Like a college sophomore griping about an F on his term paper, William Bennett has been crying about the low grades he has been getting for a recent speech to the Knights of Columbus. The secretary of education, who was using the speech to join Brothers Helms and Falwell in promoting prayer in public schools, told the Knights that "the fundamental shape of the American experience cannot be understood without reference to the Judeo-Christian tradition that gave birth to us."
America is religious, Bennett says, and the First Amendment "was not intended to result in the complete exclusion of that tradition from our public life."

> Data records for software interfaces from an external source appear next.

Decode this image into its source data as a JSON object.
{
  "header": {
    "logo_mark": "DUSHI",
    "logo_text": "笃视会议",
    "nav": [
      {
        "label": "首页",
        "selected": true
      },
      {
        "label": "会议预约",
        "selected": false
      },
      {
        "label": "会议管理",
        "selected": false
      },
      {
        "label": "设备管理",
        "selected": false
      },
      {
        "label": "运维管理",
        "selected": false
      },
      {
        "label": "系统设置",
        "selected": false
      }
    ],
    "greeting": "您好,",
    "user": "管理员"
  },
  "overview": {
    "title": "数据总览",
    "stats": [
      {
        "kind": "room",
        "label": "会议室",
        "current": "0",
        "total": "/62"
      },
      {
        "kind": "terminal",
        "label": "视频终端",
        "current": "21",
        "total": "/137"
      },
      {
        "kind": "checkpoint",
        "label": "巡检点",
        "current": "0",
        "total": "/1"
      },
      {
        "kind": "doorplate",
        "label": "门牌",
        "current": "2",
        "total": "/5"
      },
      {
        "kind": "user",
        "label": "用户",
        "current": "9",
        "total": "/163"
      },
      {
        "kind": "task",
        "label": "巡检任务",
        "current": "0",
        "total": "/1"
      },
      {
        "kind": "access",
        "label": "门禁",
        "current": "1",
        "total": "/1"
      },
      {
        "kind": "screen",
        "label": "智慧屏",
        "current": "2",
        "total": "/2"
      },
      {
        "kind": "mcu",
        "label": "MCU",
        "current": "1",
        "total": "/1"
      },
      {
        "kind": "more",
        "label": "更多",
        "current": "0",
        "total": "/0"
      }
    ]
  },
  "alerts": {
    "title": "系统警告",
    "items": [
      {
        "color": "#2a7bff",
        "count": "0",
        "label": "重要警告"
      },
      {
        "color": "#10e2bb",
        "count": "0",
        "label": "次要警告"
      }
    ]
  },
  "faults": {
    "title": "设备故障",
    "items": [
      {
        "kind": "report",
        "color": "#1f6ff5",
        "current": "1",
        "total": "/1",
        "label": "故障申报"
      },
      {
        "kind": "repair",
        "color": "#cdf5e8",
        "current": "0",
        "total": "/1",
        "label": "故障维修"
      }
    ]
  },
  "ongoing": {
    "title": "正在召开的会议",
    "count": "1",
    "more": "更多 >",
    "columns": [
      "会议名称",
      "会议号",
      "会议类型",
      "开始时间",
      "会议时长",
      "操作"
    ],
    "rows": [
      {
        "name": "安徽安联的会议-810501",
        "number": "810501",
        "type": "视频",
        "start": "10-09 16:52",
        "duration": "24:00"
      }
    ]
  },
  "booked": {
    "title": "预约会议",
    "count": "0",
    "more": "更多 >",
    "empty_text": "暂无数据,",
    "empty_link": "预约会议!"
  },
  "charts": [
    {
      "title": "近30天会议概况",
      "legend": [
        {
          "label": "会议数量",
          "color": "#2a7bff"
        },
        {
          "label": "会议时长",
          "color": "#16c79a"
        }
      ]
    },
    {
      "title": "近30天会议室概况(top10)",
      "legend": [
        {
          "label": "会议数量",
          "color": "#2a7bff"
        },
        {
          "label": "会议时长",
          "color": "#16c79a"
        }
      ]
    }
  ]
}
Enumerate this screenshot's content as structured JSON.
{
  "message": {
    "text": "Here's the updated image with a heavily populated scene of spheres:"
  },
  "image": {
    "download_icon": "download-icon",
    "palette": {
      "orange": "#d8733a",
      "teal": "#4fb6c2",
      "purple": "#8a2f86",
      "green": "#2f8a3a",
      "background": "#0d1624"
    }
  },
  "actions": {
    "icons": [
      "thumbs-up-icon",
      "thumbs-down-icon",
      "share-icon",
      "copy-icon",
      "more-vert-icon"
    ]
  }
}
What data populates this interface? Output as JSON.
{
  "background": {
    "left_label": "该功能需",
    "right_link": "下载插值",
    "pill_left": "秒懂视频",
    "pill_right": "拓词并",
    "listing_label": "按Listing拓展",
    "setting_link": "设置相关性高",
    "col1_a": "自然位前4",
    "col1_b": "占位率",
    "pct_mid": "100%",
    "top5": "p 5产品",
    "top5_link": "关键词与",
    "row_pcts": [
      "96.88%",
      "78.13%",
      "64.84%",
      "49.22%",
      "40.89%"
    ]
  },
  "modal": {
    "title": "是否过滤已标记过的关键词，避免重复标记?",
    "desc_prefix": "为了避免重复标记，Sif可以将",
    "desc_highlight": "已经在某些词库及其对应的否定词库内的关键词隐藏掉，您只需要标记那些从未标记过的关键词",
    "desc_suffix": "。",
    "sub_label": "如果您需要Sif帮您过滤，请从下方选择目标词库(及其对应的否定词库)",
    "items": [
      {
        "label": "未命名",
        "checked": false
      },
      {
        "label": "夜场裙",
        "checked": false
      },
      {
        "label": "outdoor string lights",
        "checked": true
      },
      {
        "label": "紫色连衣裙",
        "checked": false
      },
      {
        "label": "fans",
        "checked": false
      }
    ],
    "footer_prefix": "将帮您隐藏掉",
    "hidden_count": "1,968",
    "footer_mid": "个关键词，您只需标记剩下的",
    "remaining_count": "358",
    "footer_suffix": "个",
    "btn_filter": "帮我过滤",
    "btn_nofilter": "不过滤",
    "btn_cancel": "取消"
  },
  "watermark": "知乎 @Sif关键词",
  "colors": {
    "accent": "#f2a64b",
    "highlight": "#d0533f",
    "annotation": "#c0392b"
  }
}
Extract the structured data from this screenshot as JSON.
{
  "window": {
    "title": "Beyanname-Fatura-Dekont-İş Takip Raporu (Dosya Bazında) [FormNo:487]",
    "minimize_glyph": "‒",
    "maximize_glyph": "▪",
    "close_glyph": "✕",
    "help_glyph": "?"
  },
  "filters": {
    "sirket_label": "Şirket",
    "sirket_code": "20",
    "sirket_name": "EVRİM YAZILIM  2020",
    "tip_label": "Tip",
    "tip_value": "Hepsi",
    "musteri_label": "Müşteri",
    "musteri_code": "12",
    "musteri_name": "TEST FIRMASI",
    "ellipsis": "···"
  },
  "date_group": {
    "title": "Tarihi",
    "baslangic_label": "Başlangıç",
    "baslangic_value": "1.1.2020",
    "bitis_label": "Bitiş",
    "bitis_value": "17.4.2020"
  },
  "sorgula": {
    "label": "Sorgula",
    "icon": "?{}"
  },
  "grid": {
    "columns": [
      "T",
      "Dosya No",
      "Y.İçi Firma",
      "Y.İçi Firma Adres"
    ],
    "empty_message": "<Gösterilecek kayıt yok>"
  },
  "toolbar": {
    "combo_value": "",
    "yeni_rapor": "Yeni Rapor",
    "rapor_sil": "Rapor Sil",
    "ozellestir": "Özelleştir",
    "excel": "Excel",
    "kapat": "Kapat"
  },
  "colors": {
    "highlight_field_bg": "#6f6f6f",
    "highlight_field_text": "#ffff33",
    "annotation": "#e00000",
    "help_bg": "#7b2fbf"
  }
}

Following the negative reaction to the speech, Bennett attacked his critics by creating the appearance that they were attacking religion. "The real danger," he said, "is an impoverishing of our public life by a disdain for religion."
The ploy doesn't work. Bennett might have avoided criticism the same way college sophomores, on their good days, can avoid Fs: by defining the terms. What does he mean by "the Judeo-Christian tradition"? Dozens, or probably hundreds, of definitions are available. Bennett has his, I have mine, others have theirs.
Bennett believes that this tradition "gave birth to us." Really? If we go back to the birth period, it was more savagery than sanctity at work. For one example, in 1637 a small expedition of 80 armed Plymouth colonists went southeast from their Massachusetts base. They passed Narragansett Bay to an area that is now Groton, Conn. There the land-hungry religious group attacked the Pequot tribe.
The natives were marked for extermination. Pequot men, women and children were slain. One historian wrote that during the height of the massacre, the professional soldier leading the white men shouted, "God is over us!" This was also, the historian wrote, "the pious conviction of Cotton Mather, who wrote later that he supposed 'no less than 600 Pequot souls were brought down to hell that day.' "
The pious Bible-bearing Judeo-Christians from Plymouth searched out the remaining Pequots. Most were butchered, the rest sent in chains to Bermuda to die in slavery. The historian summarized: "Within a few weeks, a strong and brave tribe of Indians, whose culture was not inconsiderable, simply disappeared from human affairs."
This and numerous other bloody parts of our tradition are ignored by the dispensers of God-on-Our-Side myths. It is a version of the We're-Number-One style of Americanism now surging. The debate about school prayer can be argued without appealing, as Bennett does, to a distorted history and a falsely prettified image of how religious we were.
Sanctimonious public officials who lean on religion to make their case deserve nothing more than suspicion. They have an agenda, not a vision. Bennett is on a long list of conservative propagandists who declare themselves the doers of God's work and their opponents "the real danger."
The breed has been on hand for some time. In his 1899 essay "Letter to a Corporal," Tolstoy wrote that "governments, to have a rational foundation for the control of the masses, are obliged to pretend that they are pro- fessing the highest religious teachings known to man . . . The distortion of Christianity took place long ago, in the time of the malefactor, Emperor Constan- tine, who for this was canonized a saint. All subsequent governments, especially our own Russian government, have tried with all their strength to maintain this distortion and not to allow the masses to see the true meaning of Christianity."
What is the true meaning? For Tolstoy and many others, it is nonviolence, sharing the wealth fairly, the elimination of armies, forgiveness of enemies and total trust in God's mercy. No government in Tolstoy's time was remotely faithful to that meaning of Christianity, nor is any in ours.
In defending himself, Bennett brings up the name of Martin Luther King Jr. as an ally. Few Americans of this century were more vocal in arguing that the United States was often a betrayer of Judeo-Christian ideals. He said in Riverside Church in New York a year before his death: "I am convinced that if we are to get on the right side of the world revolution, we as a nation must undergo a radical revolution of values . . . A nation that continues year after year to spend more money on military defense than on programs of social uplift is approaching spiritual death."
It could be that Tolstoy and King are wrong, and Bennett is right. The latter is about as possible as a revisionist trying to claim that the American colonists saw the Indians as Judeo-Christian brothers.